(Interface dataset entries)
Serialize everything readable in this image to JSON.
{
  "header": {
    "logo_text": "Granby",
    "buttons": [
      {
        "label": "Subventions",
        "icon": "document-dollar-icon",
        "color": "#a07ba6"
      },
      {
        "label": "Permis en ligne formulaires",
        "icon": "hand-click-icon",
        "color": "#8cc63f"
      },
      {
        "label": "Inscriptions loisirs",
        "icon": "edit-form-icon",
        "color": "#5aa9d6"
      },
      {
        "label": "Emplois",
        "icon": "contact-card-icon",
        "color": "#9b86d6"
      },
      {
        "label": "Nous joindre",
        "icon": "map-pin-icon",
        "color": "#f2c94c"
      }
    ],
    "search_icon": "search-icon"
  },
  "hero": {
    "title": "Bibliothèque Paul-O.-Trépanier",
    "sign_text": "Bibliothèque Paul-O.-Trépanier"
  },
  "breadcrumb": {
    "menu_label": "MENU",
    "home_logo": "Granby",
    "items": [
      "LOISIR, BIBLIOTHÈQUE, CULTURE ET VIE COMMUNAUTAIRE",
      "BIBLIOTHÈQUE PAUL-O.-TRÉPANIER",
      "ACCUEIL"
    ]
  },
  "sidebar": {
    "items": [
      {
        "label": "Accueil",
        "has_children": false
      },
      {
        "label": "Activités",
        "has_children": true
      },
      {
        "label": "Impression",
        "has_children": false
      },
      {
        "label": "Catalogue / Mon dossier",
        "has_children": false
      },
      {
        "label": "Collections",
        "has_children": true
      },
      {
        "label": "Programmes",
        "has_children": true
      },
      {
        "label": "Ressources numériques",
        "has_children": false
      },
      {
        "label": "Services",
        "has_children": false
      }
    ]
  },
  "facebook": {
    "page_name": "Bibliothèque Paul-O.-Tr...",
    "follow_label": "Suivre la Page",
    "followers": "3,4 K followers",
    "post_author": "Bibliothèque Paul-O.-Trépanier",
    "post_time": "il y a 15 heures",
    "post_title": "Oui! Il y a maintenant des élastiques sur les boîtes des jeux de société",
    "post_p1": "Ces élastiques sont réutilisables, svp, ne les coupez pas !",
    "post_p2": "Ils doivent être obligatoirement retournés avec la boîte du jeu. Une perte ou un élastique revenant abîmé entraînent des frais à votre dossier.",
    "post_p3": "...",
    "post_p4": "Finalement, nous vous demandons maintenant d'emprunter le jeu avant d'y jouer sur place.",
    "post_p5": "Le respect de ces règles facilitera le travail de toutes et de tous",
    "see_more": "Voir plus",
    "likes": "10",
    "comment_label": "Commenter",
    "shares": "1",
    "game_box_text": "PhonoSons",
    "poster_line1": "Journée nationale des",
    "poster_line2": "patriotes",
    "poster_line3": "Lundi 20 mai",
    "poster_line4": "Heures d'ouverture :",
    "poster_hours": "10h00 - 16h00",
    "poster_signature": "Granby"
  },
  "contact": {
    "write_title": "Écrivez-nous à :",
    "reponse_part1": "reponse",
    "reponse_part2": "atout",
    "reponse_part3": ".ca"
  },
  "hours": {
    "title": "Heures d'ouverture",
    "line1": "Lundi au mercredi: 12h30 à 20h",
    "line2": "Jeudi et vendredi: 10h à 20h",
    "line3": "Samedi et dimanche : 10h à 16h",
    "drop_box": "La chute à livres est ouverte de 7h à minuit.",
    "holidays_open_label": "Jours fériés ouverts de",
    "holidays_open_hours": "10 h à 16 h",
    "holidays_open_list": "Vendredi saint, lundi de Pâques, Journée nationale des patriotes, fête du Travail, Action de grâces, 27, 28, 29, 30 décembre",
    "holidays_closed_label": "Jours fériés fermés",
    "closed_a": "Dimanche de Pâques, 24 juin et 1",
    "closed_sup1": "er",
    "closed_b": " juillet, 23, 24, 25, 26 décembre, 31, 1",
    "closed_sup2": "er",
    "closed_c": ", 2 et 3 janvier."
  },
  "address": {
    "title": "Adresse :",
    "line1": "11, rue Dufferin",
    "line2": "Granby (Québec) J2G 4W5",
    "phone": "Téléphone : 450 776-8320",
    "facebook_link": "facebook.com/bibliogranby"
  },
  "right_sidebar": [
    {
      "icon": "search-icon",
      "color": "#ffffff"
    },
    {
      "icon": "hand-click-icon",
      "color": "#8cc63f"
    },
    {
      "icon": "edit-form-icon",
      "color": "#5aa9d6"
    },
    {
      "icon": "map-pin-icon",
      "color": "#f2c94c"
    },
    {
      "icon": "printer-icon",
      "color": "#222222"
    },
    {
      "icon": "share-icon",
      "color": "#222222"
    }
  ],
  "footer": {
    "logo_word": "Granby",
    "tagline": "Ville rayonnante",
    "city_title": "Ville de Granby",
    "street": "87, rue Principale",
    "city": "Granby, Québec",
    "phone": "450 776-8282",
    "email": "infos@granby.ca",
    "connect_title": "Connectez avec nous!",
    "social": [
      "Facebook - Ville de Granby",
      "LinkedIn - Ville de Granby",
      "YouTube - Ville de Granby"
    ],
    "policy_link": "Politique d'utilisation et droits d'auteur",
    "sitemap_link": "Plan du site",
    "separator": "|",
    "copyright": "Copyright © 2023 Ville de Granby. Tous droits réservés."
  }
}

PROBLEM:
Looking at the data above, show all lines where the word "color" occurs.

TASK ANSWER:
        "color": "#a07ba6"
        "color": "#8cc63f"
        "color": "#5aa9d6"
        "color": "#9b86d6"
        "color": "#f2c94c"
      "color": "#ffffff"
      "color": "#8cc63f"
      "color": "#5aa9d6"
      "color": "#f2c94c"
      "color": "#222222"
      "color": "#222222"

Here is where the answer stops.